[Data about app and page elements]
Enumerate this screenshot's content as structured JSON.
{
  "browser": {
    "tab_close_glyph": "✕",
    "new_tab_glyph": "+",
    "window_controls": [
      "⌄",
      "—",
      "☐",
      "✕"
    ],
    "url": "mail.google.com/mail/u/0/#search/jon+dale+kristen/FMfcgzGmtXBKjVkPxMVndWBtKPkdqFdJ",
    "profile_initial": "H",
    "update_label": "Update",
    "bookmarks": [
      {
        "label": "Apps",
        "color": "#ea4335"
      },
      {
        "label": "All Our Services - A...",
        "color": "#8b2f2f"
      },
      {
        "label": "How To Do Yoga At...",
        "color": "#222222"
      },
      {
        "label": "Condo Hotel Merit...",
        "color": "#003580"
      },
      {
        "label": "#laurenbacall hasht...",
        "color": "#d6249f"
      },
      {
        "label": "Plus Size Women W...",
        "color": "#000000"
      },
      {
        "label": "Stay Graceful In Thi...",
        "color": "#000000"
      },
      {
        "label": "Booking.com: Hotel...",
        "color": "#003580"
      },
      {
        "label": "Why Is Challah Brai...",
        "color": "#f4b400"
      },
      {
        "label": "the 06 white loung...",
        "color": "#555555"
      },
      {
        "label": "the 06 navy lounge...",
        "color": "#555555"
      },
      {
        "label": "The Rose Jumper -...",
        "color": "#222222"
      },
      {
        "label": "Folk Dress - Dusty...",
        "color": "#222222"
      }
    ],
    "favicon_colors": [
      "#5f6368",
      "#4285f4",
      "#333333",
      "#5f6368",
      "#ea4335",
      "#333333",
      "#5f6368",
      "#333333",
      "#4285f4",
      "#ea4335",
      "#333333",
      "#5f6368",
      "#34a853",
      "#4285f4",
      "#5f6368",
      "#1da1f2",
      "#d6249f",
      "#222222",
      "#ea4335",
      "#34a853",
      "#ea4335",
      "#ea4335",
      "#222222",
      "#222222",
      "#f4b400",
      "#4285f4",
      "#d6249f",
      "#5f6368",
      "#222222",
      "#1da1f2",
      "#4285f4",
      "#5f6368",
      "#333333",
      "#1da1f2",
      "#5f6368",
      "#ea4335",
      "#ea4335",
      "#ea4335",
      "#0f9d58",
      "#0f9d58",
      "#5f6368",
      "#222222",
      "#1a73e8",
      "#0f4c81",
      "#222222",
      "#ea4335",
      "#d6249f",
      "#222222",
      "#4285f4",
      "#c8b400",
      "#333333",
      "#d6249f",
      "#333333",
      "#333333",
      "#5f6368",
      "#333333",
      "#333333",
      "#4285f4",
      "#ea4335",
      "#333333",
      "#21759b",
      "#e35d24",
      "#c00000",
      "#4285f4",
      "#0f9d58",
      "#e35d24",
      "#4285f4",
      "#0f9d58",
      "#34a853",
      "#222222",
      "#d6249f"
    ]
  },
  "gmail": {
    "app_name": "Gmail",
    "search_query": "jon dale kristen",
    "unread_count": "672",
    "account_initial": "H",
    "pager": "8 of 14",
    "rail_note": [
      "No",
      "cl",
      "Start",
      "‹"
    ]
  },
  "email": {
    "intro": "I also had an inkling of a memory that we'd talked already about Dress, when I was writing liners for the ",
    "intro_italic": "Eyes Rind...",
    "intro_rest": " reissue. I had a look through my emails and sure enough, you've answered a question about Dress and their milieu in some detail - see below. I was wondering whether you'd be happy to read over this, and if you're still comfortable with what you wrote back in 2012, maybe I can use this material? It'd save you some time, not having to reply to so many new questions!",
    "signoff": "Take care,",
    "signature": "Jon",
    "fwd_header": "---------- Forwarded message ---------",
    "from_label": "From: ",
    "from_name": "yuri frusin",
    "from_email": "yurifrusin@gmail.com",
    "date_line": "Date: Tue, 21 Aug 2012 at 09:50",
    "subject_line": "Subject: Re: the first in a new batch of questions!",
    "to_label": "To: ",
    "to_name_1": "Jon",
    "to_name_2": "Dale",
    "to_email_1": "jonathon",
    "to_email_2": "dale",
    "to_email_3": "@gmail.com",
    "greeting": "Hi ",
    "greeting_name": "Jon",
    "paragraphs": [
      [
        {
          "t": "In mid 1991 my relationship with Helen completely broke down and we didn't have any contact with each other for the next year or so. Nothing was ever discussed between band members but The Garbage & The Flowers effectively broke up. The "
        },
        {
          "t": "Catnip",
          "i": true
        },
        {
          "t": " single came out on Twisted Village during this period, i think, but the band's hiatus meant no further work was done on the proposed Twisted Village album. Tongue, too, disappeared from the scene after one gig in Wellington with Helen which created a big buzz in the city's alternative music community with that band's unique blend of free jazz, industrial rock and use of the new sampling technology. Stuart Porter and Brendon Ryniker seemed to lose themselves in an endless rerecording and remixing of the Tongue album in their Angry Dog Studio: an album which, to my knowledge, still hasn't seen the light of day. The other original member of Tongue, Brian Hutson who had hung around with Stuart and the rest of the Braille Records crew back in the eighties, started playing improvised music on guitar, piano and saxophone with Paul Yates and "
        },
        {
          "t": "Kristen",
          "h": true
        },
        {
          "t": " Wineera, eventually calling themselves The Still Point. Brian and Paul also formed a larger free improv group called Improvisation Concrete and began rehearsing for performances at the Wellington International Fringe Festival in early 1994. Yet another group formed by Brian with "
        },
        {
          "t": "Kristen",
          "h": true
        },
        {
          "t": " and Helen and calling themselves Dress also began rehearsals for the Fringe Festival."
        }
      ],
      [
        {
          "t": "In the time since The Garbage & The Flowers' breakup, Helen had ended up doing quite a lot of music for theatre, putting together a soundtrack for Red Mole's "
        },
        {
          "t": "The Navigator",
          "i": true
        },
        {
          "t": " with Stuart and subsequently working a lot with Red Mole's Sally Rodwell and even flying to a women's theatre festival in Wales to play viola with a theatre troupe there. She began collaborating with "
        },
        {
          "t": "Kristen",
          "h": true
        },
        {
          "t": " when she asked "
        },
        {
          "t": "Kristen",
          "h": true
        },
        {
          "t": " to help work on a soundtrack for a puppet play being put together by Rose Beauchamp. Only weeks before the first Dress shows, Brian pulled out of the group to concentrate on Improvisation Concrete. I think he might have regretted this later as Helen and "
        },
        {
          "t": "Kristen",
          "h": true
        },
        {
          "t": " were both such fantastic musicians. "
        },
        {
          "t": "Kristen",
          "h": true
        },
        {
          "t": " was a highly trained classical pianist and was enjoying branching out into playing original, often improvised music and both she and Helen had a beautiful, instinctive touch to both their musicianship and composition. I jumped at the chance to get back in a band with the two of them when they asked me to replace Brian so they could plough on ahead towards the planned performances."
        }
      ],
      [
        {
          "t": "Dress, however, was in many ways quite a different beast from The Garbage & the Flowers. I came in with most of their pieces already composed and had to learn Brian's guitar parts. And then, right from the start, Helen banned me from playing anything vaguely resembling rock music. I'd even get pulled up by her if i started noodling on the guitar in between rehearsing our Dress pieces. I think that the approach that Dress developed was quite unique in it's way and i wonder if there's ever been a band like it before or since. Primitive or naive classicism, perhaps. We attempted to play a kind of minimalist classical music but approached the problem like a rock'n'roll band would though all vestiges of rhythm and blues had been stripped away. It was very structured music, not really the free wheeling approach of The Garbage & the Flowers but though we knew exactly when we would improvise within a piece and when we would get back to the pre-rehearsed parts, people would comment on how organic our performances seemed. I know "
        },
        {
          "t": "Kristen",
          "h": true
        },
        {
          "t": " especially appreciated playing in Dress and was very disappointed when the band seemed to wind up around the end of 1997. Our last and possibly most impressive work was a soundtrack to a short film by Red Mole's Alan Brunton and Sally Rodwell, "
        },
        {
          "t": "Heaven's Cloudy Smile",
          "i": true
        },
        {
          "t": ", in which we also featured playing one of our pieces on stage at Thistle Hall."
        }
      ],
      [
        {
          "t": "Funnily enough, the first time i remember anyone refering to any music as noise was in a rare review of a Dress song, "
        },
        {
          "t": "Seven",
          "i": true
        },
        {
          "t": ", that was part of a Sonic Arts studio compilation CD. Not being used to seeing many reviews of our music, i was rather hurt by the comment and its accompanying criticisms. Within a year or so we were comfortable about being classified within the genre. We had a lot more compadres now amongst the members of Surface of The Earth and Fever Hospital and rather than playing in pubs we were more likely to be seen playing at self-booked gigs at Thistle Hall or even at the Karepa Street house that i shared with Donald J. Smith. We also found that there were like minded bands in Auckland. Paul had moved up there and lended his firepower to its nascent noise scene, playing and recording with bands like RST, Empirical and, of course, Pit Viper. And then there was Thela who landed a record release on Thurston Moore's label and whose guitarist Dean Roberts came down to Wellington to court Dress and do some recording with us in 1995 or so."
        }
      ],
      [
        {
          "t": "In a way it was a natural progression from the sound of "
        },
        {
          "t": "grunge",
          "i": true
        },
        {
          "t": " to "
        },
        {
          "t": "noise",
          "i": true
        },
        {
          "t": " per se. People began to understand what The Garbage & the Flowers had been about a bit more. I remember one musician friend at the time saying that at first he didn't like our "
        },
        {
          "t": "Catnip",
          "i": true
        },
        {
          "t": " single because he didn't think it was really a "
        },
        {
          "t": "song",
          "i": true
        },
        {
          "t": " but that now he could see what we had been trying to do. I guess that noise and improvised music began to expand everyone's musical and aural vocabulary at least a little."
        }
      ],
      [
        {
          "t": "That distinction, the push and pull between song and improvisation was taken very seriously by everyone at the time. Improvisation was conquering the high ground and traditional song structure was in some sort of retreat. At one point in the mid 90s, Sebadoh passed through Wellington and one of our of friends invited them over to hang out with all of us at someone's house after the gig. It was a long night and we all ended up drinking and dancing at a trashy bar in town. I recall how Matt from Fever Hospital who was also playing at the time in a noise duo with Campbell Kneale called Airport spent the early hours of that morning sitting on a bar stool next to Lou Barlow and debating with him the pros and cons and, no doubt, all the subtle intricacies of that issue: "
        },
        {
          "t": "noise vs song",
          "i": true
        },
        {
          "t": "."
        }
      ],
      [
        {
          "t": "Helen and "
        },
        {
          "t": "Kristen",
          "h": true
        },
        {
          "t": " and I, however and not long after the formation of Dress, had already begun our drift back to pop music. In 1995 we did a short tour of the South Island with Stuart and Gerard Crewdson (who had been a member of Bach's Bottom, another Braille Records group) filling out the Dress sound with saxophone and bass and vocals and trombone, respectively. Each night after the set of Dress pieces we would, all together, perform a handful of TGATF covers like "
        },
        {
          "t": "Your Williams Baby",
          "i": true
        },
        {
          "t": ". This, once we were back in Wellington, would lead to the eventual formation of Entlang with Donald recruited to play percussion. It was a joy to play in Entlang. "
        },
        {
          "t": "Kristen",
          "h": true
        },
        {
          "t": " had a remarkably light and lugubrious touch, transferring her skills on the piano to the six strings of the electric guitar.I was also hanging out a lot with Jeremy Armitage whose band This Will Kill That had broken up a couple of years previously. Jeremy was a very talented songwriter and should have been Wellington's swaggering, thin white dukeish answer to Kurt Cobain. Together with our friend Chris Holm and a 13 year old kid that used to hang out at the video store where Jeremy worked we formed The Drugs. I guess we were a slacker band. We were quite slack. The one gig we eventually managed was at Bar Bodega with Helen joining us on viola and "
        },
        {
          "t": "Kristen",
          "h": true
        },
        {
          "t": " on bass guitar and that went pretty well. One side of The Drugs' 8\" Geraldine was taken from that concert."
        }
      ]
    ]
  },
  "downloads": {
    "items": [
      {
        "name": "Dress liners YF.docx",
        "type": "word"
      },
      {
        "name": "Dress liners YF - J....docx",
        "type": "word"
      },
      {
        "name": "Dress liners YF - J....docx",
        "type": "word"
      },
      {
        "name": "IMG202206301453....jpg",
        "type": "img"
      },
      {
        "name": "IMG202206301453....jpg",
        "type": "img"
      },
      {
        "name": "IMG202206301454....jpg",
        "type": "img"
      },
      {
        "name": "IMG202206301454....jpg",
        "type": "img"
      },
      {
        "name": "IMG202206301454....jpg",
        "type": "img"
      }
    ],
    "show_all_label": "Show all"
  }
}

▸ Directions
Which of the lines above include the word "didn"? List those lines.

▸ Written answer
          "t": "In mid 1991 my relationship with Helen completely broke down and we didn't have any contact with each other for the next year or so. Nothing was ever discussed between band members but The Garbage & The Flowers effectively broke up. The "
          "t": " per se. People began to understand what The Garbage & the Flowers had been about a bit more. I remember one musician friend at the time saying that at first he didn't like our "
          "t": " single because he didn't think it was really a "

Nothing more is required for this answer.